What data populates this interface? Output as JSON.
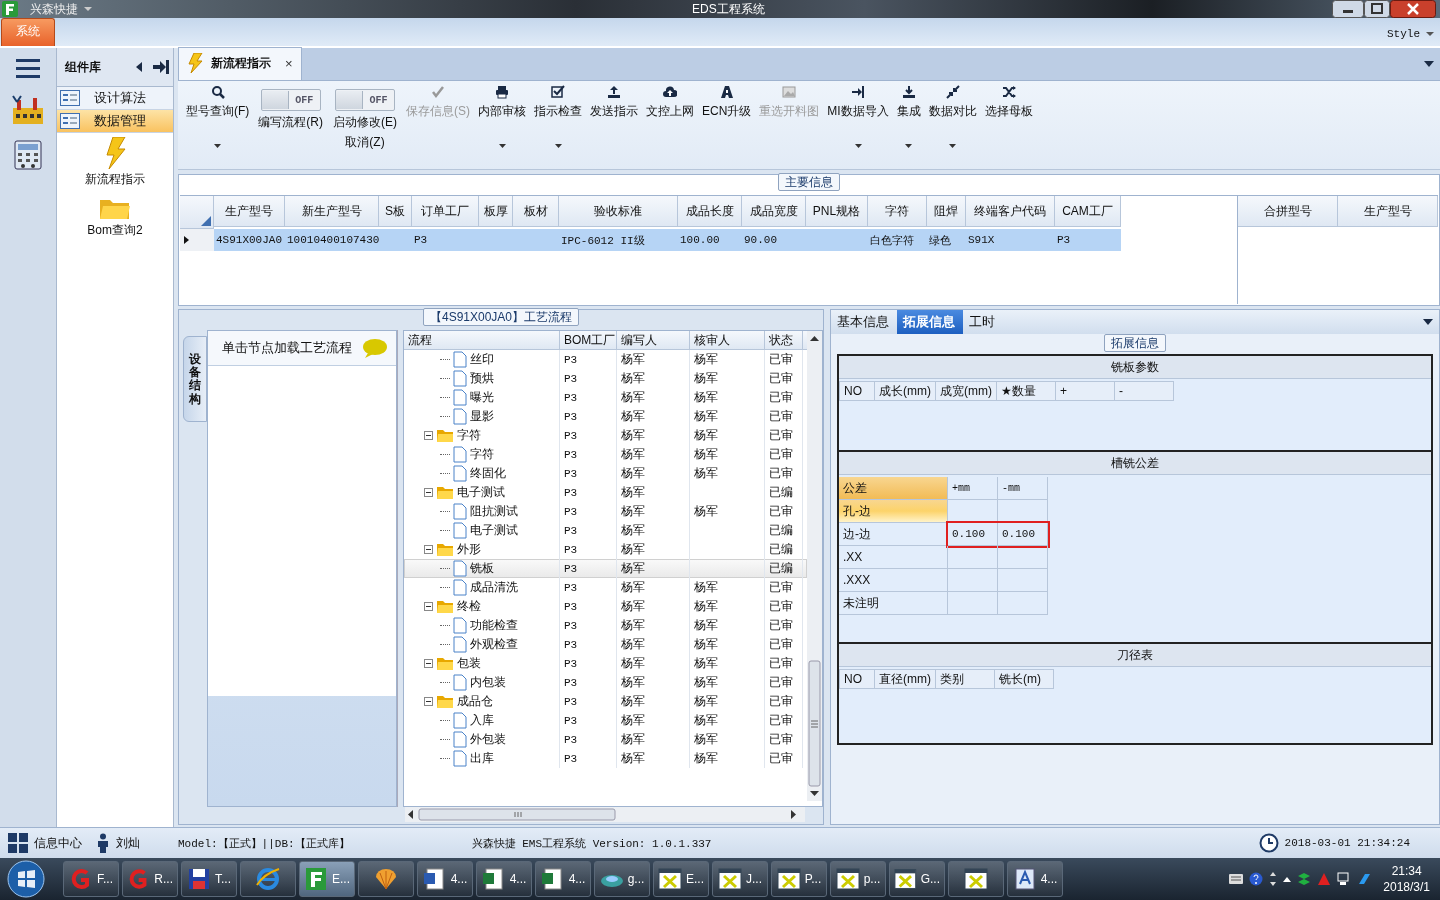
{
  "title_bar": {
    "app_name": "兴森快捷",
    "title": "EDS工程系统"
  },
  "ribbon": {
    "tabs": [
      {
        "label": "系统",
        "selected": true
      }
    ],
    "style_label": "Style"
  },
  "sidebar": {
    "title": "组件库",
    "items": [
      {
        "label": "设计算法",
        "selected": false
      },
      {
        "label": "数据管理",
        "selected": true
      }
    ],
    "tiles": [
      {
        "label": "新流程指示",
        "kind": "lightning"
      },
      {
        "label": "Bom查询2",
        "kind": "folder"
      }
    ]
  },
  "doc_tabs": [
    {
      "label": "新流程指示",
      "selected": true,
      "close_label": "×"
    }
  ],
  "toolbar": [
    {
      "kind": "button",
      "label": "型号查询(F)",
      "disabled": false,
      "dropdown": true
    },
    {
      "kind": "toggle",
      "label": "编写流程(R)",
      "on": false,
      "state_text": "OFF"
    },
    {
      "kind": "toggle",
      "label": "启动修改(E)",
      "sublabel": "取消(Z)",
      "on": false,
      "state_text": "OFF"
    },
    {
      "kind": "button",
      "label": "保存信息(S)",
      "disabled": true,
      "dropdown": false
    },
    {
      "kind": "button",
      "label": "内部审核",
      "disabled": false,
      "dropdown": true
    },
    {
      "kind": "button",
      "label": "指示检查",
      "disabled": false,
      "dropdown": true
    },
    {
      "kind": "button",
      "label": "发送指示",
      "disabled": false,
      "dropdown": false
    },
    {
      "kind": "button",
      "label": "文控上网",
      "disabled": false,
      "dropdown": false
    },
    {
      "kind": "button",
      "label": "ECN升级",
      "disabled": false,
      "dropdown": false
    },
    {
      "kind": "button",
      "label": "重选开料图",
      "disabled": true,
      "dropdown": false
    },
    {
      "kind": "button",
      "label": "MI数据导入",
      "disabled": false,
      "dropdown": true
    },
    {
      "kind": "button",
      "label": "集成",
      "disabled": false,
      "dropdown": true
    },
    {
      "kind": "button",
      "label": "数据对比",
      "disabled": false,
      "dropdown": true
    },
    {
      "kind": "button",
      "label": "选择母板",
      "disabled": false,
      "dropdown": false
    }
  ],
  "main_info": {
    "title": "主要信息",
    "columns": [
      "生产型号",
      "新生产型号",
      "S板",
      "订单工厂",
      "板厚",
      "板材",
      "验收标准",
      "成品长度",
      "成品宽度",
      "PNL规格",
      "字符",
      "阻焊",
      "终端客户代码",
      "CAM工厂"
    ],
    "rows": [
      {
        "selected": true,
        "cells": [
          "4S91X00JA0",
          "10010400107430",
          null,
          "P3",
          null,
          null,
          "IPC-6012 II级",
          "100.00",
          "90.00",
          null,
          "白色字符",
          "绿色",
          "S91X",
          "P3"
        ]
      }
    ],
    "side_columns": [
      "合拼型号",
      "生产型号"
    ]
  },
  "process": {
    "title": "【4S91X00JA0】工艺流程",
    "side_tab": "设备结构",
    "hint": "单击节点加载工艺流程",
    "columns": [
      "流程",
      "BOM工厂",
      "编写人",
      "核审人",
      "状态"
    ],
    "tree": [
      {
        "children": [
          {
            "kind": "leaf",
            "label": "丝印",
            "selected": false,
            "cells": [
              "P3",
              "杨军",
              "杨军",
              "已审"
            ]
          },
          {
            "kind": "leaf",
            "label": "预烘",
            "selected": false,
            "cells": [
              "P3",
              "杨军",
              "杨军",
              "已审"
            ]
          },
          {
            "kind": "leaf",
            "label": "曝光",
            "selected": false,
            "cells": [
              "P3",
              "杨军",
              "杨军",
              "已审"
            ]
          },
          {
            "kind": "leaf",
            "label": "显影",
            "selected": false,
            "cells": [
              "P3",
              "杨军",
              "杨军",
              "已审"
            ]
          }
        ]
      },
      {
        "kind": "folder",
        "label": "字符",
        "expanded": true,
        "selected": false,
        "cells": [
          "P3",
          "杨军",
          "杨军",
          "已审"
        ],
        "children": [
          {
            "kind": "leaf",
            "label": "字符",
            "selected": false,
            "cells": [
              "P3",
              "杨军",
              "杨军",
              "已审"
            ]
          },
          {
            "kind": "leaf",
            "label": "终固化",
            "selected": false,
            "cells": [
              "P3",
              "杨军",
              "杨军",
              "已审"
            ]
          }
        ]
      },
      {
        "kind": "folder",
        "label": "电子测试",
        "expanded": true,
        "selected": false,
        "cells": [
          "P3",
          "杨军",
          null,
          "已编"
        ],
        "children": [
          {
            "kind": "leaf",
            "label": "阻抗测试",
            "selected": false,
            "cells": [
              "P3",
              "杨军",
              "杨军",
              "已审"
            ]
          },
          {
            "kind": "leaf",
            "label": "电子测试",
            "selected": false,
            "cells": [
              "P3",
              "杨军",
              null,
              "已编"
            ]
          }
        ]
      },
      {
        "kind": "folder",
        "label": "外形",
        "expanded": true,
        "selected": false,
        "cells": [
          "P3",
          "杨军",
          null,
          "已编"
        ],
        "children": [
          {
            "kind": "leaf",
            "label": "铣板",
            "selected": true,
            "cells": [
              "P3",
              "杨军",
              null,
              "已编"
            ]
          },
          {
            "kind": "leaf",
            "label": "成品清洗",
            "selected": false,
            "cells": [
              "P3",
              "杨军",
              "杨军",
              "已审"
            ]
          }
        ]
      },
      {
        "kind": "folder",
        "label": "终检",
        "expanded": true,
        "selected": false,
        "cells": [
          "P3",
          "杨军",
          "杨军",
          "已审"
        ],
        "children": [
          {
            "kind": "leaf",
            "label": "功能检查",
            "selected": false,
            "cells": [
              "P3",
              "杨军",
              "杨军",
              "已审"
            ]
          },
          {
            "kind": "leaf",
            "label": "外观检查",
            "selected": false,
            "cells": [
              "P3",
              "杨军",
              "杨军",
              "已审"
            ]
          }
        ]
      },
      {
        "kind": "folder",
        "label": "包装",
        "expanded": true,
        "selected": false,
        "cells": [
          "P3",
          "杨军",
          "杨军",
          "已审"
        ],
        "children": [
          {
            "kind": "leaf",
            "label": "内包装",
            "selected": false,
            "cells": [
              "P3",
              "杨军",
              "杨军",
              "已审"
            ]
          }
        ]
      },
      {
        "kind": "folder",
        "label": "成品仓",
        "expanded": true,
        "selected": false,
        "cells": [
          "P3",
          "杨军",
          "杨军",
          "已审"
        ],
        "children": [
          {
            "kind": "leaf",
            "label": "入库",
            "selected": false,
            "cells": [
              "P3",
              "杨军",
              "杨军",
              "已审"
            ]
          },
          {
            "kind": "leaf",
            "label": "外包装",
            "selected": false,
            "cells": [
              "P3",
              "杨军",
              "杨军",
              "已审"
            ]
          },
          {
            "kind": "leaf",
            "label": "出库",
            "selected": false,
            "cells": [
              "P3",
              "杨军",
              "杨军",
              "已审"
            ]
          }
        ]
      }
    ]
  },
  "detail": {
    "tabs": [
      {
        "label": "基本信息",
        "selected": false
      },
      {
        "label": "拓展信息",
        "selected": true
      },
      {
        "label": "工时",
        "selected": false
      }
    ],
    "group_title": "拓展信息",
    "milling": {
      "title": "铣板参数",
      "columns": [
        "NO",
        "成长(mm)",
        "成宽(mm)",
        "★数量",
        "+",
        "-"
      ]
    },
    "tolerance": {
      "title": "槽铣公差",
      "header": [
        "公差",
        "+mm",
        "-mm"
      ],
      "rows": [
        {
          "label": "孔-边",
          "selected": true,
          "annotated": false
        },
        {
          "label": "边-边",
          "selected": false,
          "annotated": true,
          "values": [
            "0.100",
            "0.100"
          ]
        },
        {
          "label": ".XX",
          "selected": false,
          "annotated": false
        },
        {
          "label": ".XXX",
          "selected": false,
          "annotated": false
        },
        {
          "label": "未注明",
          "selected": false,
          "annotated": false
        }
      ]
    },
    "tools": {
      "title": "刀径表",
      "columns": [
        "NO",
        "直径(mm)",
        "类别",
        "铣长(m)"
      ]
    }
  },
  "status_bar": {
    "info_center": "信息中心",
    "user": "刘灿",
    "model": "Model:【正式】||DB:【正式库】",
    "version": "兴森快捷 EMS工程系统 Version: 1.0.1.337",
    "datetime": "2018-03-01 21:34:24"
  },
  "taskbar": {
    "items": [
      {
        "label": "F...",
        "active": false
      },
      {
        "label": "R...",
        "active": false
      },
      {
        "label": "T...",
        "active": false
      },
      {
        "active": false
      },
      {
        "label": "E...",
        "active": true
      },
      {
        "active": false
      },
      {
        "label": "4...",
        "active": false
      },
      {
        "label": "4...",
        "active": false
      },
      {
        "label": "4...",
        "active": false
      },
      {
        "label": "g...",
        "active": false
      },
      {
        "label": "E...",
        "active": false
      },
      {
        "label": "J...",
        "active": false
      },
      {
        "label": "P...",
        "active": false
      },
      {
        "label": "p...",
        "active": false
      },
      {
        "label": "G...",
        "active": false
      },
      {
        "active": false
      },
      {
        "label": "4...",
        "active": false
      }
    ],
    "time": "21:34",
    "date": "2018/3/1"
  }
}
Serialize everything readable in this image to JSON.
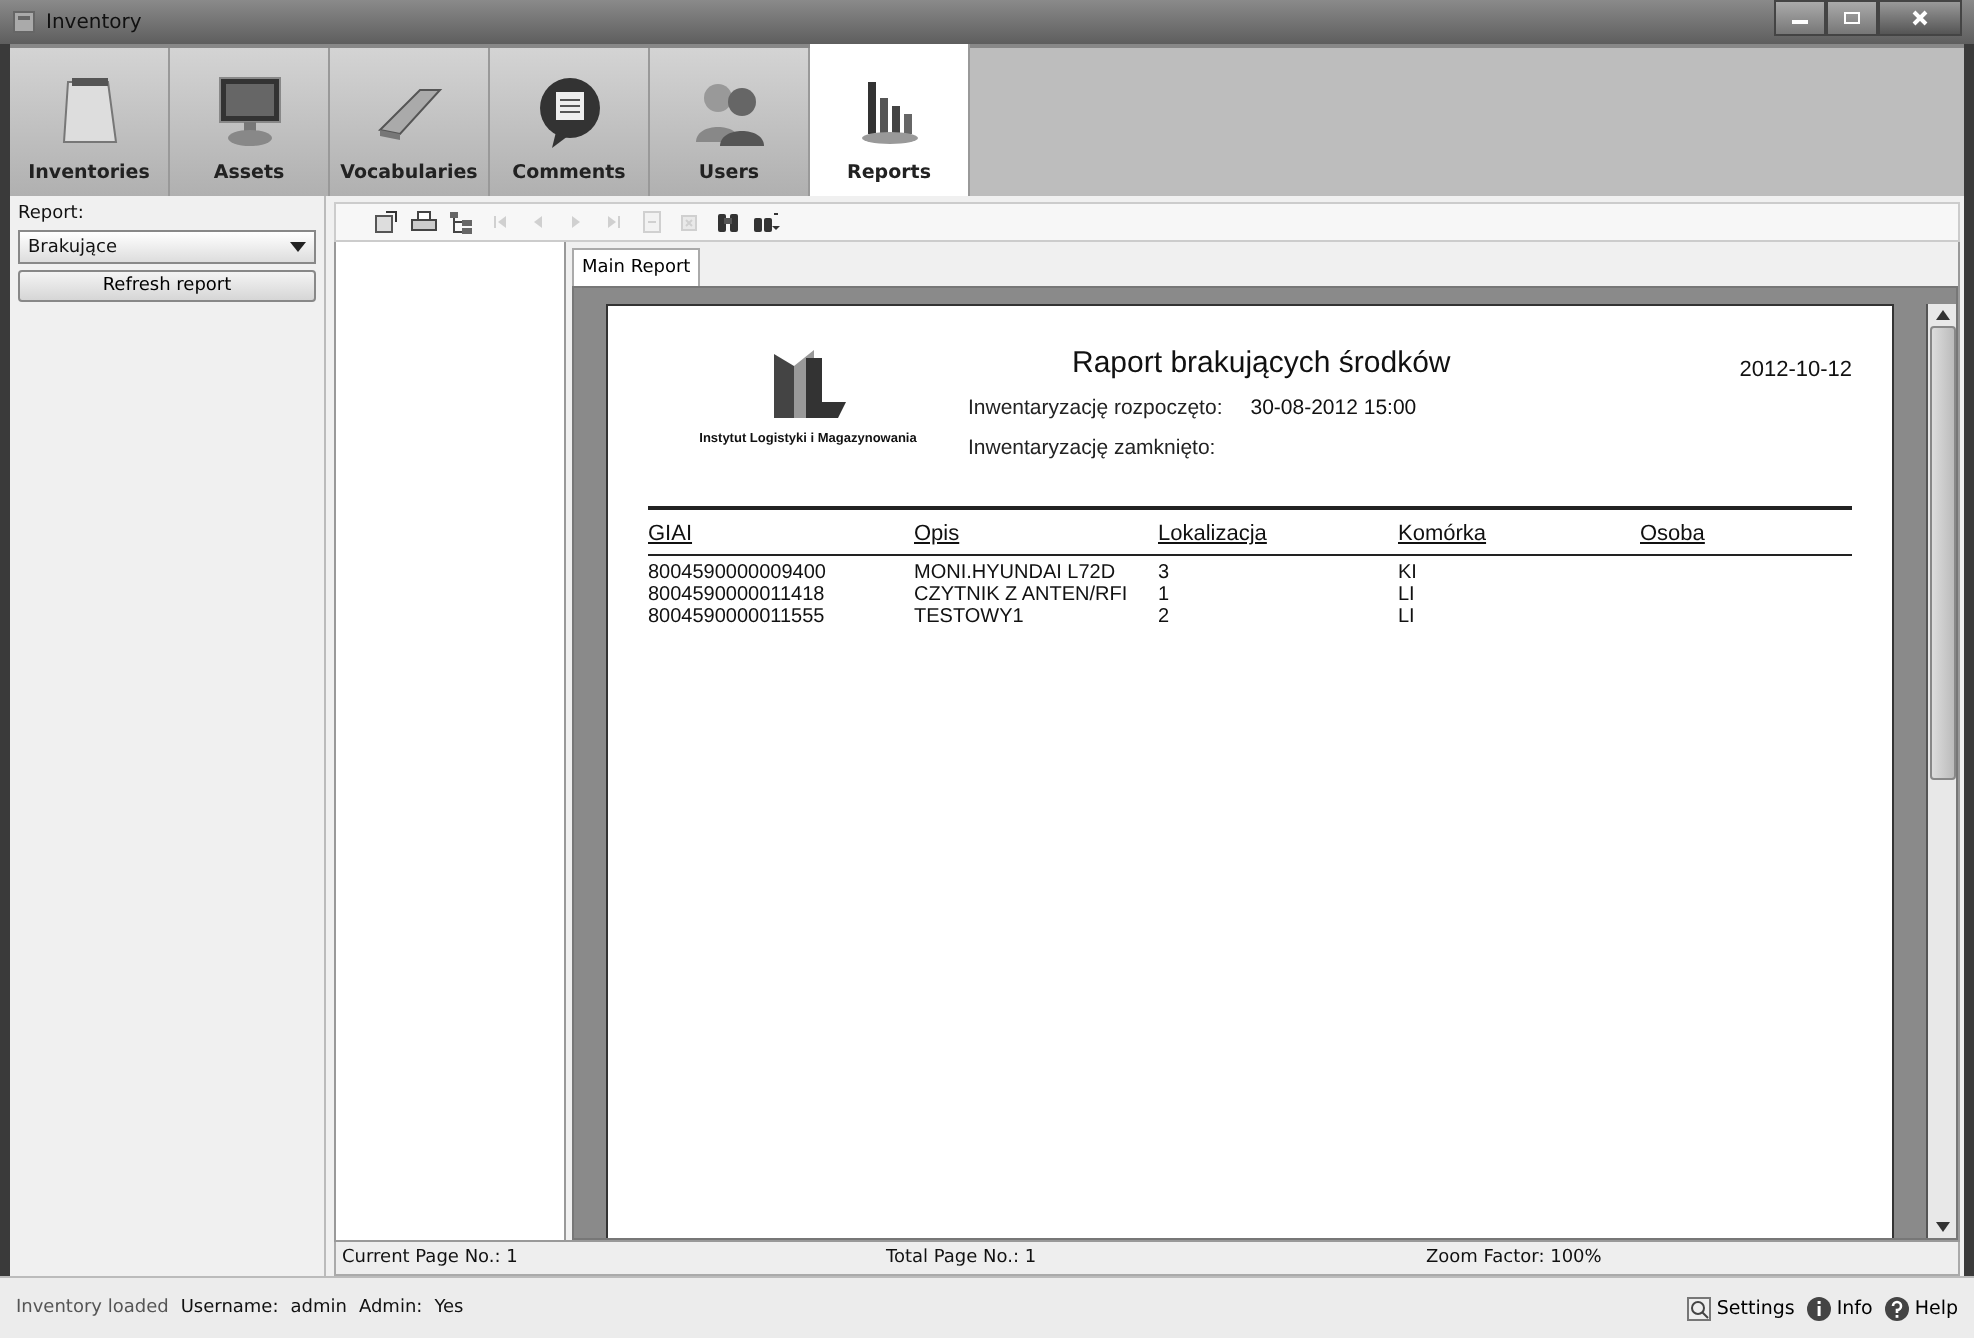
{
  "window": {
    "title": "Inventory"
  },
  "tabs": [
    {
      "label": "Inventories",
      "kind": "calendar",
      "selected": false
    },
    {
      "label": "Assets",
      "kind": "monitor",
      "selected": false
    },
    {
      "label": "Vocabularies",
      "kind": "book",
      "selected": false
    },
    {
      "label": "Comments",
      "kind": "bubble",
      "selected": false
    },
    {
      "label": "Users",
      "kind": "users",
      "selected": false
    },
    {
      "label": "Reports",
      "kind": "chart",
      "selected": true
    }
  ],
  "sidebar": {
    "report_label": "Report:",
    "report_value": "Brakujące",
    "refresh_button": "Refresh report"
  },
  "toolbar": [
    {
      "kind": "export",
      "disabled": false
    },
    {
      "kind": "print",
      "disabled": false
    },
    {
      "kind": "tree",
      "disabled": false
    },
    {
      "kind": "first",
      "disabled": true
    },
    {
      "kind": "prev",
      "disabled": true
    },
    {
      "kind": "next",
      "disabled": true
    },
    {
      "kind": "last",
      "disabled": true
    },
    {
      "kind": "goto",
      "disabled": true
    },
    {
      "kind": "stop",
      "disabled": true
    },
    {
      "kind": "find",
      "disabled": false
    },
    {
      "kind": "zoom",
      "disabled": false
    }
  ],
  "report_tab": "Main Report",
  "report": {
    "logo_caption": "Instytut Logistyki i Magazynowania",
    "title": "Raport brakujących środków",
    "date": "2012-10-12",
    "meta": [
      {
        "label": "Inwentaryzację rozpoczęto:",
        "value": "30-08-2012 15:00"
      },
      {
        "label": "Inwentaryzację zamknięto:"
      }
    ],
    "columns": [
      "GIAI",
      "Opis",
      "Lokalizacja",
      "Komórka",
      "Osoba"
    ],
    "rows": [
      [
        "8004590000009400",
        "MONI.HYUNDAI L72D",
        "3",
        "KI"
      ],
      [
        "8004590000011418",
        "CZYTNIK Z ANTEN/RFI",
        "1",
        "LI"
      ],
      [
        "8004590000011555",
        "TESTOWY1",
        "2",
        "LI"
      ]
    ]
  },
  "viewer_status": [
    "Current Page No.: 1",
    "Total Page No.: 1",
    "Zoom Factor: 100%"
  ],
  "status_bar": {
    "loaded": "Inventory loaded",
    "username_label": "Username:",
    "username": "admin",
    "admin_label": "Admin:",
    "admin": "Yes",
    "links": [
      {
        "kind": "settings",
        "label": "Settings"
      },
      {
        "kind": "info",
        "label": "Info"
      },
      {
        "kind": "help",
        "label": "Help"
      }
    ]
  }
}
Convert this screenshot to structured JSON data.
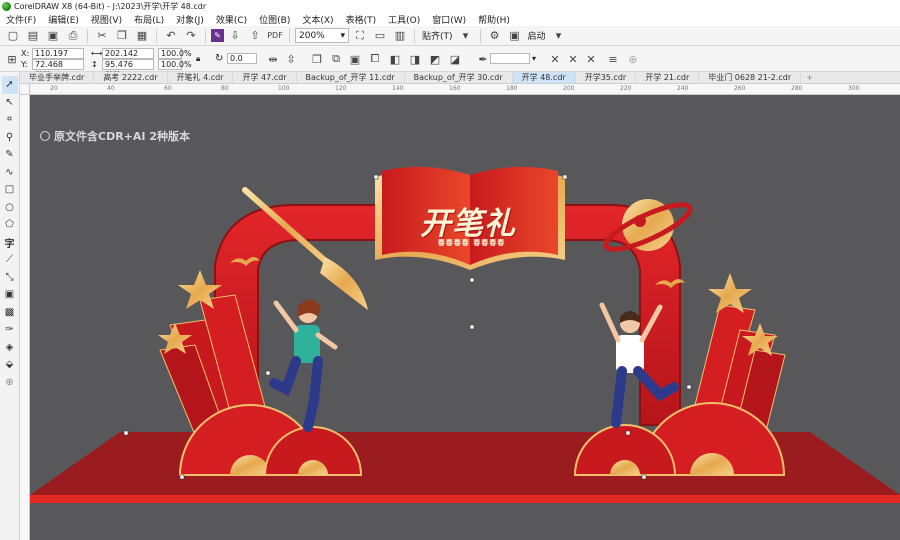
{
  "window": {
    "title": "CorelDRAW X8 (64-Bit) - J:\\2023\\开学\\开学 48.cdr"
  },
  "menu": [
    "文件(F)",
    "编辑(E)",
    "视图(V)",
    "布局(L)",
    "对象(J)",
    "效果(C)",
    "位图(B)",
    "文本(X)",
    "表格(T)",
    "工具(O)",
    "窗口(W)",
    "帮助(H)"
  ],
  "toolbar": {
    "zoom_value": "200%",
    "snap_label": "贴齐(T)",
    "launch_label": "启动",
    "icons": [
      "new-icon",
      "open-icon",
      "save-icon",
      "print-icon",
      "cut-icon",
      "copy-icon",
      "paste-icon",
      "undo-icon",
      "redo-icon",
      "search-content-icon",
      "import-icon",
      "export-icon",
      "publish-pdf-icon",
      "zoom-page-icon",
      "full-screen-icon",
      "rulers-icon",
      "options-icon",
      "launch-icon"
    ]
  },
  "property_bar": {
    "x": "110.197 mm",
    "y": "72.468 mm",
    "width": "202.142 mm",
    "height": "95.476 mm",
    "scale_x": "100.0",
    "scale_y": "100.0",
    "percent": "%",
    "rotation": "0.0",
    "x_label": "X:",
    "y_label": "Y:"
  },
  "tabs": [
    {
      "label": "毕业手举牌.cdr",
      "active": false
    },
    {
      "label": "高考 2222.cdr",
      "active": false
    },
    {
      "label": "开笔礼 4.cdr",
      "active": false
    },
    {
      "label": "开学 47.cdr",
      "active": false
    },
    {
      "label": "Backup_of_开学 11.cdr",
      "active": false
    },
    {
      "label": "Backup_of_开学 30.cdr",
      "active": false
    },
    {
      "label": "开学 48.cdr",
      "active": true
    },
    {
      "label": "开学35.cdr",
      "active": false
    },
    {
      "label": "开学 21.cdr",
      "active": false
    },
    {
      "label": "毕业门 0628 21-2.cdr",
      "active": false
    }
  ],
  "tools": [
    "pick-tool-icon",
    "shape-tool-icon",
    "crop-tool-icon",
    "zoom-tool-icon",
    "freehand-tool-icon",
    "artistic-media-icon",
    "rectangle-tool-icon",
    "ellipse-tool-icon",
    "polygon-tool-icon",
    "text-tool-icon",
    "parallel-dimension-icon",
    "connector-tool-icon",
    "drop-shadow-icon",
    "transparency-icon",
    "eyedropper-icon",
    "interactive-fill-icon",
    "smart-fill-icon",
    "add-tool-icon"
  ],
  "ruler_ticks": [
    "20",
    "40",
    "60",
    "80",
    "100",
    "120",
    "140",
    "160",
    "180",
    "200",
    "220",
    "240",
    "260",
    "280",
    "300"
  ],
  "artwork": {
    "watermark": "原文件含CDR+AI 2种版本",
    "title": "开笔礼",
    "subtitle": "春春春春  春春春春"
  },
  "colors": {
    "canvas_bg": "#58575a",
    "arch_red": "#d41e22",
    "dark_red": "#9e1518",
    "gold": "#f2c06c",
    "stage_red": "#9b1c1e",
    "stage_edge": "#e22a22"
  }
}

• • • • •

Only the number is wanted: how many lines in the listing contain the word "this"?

3